_Activity_
Without changing a single character, write out every record below.

_Input_
- Opening Delimiter -

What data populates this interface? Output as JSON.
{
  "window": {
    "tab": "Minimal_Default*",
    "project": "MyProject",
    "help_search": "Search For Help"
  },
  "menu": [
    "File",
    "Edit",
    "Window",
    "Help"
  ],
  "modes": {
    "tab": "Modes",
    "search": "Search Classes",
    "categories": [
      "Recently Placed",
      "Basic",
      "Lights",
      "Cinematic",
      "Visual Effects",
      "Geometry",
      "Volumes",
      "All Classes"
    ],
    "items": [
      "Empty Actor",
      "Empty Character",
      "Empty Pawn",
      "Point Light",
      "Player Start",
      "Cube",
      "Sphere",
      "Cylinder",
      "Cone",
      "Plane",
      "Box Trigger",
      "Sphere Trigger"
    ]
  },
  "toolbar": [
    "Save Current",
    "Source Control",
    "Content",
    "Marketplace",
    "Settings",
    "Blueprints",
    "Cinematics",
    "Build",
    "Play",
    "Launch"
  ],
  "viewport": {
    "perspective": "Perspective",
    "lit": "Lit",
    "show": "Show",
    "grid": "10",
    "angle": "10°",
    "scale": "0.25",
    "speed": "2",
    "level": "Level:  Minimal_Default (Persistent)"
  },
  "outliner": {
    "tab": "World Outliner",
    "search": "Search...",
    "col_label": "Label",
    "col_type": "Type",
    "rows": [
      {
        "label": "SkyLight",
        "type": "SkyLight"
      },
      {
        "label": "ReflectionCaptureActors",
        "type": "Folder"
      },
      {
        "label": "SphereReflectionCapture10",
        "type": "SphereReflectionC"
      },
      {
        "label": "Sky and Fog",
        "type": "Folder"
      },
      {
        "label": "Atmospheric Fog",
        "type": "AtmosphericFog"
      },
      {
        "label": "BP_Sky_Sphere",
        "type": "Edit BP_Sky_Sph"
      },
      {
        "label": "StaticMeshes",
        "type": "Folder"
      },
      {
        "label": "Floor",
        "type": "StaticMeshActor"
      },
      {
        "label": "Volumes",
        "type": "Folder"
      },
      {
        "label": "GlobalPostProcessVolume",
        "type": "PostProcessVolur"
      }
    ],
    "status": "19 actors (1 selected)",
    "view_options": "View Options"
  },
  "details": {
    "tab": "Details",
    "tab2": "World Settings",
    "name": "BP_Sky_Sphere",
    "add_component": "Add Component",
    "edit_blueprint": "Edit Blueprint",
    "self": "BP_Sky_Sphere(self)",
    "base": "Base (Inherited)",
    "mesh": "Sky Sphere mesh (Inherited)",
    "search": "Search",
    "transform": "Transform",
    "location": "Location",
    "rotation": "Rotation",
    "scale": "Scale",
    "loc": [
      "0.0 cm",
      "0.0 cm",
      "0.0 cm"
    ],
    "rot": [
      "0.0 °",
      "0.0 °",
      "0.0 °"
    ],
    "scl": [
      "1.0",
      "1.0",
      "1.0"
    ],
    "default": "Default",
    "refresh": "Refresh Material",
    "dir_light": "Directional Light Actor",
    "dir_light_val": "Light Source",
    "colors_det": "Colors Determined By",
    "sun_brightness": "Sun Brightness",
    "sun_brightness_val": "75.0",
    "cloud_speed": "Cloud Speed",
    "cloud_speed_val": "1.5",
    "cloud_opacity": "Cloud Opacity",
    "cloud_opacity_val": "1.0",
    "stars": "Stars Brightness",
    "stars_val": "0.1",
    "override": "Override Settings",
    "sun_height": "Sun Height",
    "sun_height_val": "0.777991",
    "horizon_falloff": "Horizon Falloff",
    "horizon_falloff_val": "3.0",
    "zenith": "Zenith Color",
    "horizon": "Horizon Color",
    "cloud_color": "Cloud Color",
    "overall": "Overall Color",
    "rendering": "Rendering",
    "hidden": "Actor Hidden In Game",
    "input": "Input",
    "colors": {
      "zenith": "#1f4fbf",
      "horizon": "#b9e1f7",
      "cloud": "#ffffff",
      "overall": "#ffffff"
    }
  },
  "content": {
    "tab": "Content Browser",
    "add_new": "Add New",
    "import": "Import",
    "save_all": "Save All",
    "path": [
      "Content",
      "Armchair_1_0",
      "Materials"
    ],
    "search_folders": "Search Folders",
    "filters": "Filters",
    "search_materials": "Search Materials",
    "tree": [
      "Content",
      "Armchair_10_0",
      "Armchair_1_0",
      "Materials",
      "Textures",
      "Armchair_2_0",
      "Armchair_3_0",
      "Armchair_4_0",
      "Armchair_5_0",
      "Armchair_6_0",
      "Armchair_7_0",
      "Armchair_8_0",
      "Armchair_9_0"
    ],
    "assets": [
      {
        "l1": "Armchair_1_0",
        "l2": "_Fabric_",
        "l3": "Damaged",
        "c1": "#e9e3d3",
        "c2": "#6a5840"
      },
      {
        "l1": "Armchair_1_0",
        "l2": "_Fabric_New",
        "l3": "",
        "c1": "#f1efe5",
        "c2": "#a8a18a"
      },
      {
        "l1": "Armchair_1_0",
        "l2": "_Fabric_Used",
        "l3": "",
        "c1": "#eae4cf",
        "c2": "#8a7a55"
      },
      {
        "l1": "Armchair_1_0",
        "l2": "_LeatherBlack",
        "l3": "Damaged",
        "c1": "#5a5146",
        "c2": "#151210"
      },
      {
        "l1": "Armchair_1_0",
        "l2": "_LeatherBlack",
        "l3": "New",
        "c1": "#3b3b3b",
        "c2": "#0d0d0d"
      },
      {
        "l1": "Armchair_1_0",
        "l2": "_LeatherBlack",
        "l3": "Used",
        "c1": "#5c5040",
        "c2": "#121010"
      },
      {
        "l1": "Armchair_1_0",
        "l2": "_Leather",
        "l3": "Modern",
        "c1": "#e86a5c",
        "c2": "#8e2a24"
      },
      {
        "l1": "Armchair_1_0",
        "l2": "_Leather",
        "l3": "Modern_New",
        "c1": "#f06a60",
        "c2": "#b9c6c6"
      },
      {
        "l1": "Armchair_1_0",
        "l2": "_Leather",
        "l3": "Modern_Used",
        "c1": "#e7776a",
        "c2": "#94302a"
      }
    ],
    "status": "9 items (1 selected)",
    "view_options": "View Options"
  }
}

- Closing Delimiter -

_Answer section_
What data populates this interface? Output as JSON.
{
  "window": {
    "tab": "Minimal_Default*",
    "project": "MyProject",
    "help_search": "Search For Help"
  },
  "menu": [
    "File",
    "Edit",
    "Window",
    "Help"
  ],
  "modes": {
    "tab": "Modes",
    "search": "Search Classes",
    "categories": [
      "Recently Placed",
      "Basic",
      "Lights",
      "Cinematic",
      "Visual Effects",
      "Geometry",
      "Volumes",
      "All Classes"
    ],
    "items": [
      "Empty Actor",
      "Empty Character",
      "Empty Pawn",
      "Point Light",
      "Player Start",
      "Cube",
      "Sphere",
      "Cylinder",
      "Cone",
      "Plane",
      "Box Trigger",
      "Sphere Trigger"
    ]
  },
  "toolbar": [
    "Save Current",
    "Source Control",
    "Content",
    "Marketplace",
    "Settings",
    "Blueprints",
    "Cinematics",
    "Build",
    "Play",
    "Launch"
  ],
  "viewport": {
    "perspective": "Perspective",
    "lit": "Lit",
    "show": "Show",
    "grid": "10",
    "angle": "10°",
    "scale": "0.25",
    "speed": "2",
    "level": "Level:  Minimal_Default (Persistent)"
  },
  "outliner": {
    "tab": "World Outliner",
    "search": "Search...",
    "col_label": "Label",
    "col_type": "Type",
    "rows": [
      {
        "label": "SkyLight",
        "type": "SkyLight"
      },
      {
        "label": "ReflectionCaptureActors",
        "type": "Folder"
      },
      {
        "label": "SphereReflectionCapture10",
        "type": "SphereReflectionC"
      },
      {
        "label": "Sky and Fog",
        "type": "Folder"
      },
      {
        "label": "Atmospheric Fog",
        "type": "AtmosphericFog"
      },
      {
        "label": "BP_Sky_Sphere",
        "type": "Edit BP_Sky_Sph"
      },
      {
        "label": "StaticMeshes",
        "type": "Folder"
      },
      {
        "label": "Floor",
        "type": "StaticMeshActor"
      },
      {
        "label": "Volumes",
        "type": "Folder"
      },
      {
        "label": "GlobalPostProcessVolume",
        "type": "PostProcessVolur"
      }
    ],
    "status": "19 actors (1 selected)",
    "view_options": "View Options"
  },
  "details": {
    "tab": "Details",
    "tab2": "World Settings",
    "name": "BP_Sky_Sphere",
    "add_component": "Add Component",
    "edit_blueprint": "Edit Blueprint",
    "self": "BP_Sky_Sphere(self)",
    "base": "Base (Inherited)",
    "mesh": "Sky Sphere mesh (Inherited)",
    "search": "Search",
    "transform": "Transform",
    "location": "Location",
    "rotation": "Rotation",
    "scale": "Scale",
    "loc": [
      "0.0 cm",
      "0.0 cm",
      "0.0 cm"
    ],
    "rot": [
      "0.0 °",
      "0.0 °",
      "0.0 °"
    ],
    "scl": [
      "1.0",
      "1.0",
      "1.0"
    ],
    "default": "Default",
    "refresh": "Refresh Material",
    "dir_light": "Directional Light Actor",
    "dir_light_val": "Light Source",
    "colors_det": "Colors Determined By",
    "sun_brightness": "Sun Brightness",
    "sun_brightness_val": "75.0",
    "cloud_speed": "Cloud Speed",
    "cloud_speed_val": "1.5",
    "cloud_opacity": "Cloud Opacity",
    "cloud_opacity_val": "1.0",
    "stars": "Stars Brightness",
    "stars_val": "0.1",
    "override": "Override Settings",
    "sun_height": "Sun Height",
    "sun_height_val": "0.777991",
    "horizon_falloff": "Horizon Falloff",
    "horizon_falloff_val": "3.0",
    "zenith": "Zenith Color",
    "horizon": "Horizon Color",
    "cloud_color": "Cloud Color",
    "overall": "Overall Color",
    "rendering": "Rendering",
    "hidden": "Actor Hidden In Game",
    "input": "Input",
    "colors": {
      "zenith": "#1f4fbf",
      "horizon": "#b9e1f7",
      "cloud": "#ffffff",
      "overall": "#ffffff"
    }
  },
  "content": {
    "tab": "Content Browser",
    "add_new": "Add New",
    "import": "Import",
    "save_all": "Save All",
    "path": [
      "Content",
      "Armchair_1_0",
      "Materials"
    ],
    "search_folders": "Search Folders",
    "filters": "Filters",
    "search_materials": "Search Materials",
    "tree": [
      "Content",
      "Armchair_10_0",
      "Armchair_1_0",
      "Materials",
      "Textures",
      "Armchair_2_0",
      "Armchair_3_0",
      "Armchair_4_0",
      "Armchair_5_0",
      "Armchair_6_0",
      "Armchair_7_0",
      "Armchair_8_0",
      "Armchair_9_0"
    ],
    "assets": [
      {
        "l1": "Armchair_1_0",
        "l2": "_Fabric_",
        "l3": "Damaged",
        "c1": "#e9e3d3",
        "c2": "#6a5840"
      },
      {
        "l1": "Armchair_1_0",
        "l2": "_Fabric_New",
        "l3": "",
        "c1": "#f1efe5",
        "c2": "#a8a18a"
      },
      {
        "l1": "Armchair_1_0",
        "l2": "_Fabric_Used",
        "l3": "",
        "c1": "#eae4cf",
        "c2": "#8a7a55"
      },
      {
        "l1": "Armchair_1_0",
        "l2": "_LeatherBlack",
        "l3": "Damaged",
        "c1": "#5a5146",
        "c2": "#151210"
      },
      {
        "l1": "Armchair_1_0",
        "l2": "_LeatherBlack",
        "l3": "New",
        "c1": "#3b3b3b",
        "c2": "#0d0d0d"
      },
      {
        "l1": "Armchair_1_0",
        "l2": "_LeatherBlack",
        "l3": "Used",
        "c1": "#5c5040",
        "c2": "#121010"
      },
      {
        "l1": "Armchair_1_0",
        "l2": "_Leather",
        "l3": "Modern",
        "c1": "#e86a5c",
        "c2": "#8e2a24"
      },
      {
        "l1": "Armchair_1_0",
        "l2": "_Leather",
        "l3": "Modern_New",
        "c1": "#f06a60",
        "c2": "#b9c6c6"
      },
      {
        "l1": "Armchair_1_0",
        "l2": "_Leather",
        "l3": "Modern_Used",
        "c1": "#e7776a",
        "c2": "#94302a"
      }
    ],
    "status": "9 items (1 selected)",
    "view_options": "View Options"
  }
}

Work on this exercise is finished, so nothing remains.